(Beginning of Task input)

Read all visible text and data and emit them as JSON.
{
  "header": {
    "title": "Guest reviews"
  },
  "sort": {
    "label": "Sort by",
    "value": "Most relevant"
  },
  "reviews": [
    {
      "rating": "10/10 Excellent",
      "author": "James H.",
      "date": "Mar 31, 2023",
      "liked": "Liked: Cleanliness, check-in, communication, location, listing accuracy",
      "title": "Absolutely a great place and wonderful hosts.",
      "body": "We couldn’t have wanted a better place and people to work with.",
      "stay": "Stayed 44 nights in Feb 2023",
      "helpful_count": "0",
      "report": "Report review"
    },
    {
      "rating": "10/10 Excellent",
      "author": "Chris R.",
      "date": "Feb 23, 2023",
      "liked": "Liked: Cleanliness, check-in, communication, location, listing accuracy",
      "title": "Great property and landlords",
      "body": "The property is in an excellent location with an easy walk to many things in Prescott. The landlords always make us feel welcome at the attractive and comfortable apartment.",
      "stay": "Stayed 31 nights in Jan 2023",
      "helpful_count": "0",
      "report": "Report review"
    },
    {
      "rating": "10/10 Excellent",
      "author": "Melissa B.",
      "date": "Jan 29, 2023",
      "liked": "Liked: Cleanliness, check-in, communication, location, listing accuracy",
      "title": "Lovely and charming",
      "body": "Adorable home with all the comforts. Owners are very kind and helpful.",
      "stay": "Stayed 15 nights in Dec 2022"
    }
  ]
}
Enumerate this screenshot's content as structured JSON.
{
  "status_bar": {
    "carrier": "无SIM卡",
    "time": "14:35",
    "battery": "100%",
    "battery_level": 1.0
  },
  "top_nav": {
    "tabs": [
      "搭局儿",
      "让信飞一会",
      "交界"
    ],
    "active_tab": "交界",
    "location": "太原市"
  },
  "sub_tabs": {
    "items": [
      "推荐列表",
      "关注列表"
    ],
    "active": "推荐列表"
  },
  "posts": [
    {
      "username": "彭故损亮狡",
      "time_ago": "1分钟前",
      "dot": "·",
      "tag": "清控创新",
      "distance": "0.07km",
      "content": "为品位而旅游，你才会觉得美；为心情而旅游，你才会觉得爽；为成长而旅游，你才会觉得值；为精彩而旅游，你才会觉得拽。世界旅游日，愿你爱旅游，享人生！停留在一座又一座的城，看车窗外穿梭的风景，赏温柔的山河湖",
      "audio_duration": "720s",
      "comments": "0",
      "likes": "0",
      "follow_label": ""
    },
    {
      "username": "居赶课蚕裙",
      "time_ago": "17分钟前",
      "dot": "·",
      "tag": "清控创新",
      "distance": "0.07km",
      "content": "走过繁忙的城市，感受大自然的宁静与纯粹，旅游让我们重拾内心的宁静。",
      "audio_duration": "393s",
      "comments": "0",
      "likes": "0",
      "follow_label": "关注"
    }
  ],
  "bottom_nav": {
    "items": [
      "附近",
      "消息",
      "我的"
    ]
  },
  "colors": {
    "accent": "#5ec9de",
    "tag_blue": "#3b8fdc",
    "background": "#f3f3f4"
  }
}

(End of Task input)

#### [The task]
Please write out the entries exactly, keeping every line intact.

#### [Response area]
Read all visible text and data and emit them as JSON.
{
  "header": {
    "title": "Guest reviews"
  },
  "sort": {
    "label": "Sort by",
    "value": "Most relevant"
  },
  "reviews": [
    {
      "rating": "10/10 Excellent",
      "author": "James H.",
      "date": "Mar 31, 2023",
      "liked": "Liked: Cleanliness, check-in, communication, location, listing accuracy",
      "title": "Absolutely a great place and wonderful hosts.",
      "body": "We couldn’t have wanted a better place and people to work with.",
      "stay": "Stayed 44 nights in Feb 2023",
      "helpful_count": "0",
      "report": "Report review"
    },
    {
      "rating": "10/10 Excellent",
      "author": "Chris R.",
      "date": "Feb 23, 2023",
      "liked": "Liked: Cleanliness, check-in, communication, location, listing accuracy",
      "title": "Great property and landlords",
      "body": "The property is in an excellent location with an easy walk to many things in Prescott. The landlords always make us feel welcome at the attractive and comfortable apartment.",
      "stay": "Stayed 31 nights in Jan 2023",
      "helpful_count": "0",
      "report": "Report review"
    },
    {
      "rating": "10/10 Excellent",
      "author": "Melissa B.",
      "date": "Jan 29, 2023",
      "liked": "Liked: Cleanliness, check-in, communication, location, listing accuracy",
      "title": "Lovely and charming",
      "body": "Adorable home with all the comforts. Owners are very kind and helpful.",
      "stay": "Stayed 15 nights in Dec 2022"
    }
  ]
}
Enumerate this screenshot's content as structured JSON.
{
  "status_bar": {
    "carrier": "无SIM卡",
    "time": "14:35",
    "battery": "100%",
    "battery_level": 1.0
  },
  "top_nav": {
    "tabs": [
      "搭局儿",
      "让信飞一会",
      "交界"
    ],
    "active_tab": "交界",
    "location": "太原市"
  },
  "sub_tabs": {
    "items": [
      "推荐列表",
      "关注列表"
    ],
    "active": "推荐列表"
  },
  "posts": [
    {
      "username": "彭故损亮狡",
      "time_ago": "1分钟前",
      "dot": "·",
      "tag": "清控创新",
      "distance": "0.07km",
      "content": "为品位而旅游，你才会觉得美；为心情而旅游，你才会觉得爽；为成长而旅游，你才会觉得值；为精彩而旅游，你才会觉得拽。世界旅游日，愿你爱旅游，享人生！停留在一座又一座的城，看车窗外穿梭的风景，赏温柔的山河湖",
      "audio_duration": "720s",
      "comments": "0",
      "likes": "0",
      "follow_label": ""
    },
    {
      "username": "居赶课蚕裙",
      "time_ago": "17分钟前",
      "dot": "·",
      "tag": "清控创新",
      "distance": "0.07km",
      "content": "走过繁忙的城市，感受大自然的宁静与纯粹，旅游让我们重拾内心的宁静。",
      "audio_duration": "393s",
      "comments": "0",
      "likes": "0",
      "follow_label": "关注"
    }
  ],
  "bottom_nav": {
    "items": [
      "附近",
      "消息",
      "我的"
    ]
  },
  "colors": {
    "accent": "#5ec9de",
    "tag_blue": "#3b8fdc",
    "background": "#f3f3f4"
  }
}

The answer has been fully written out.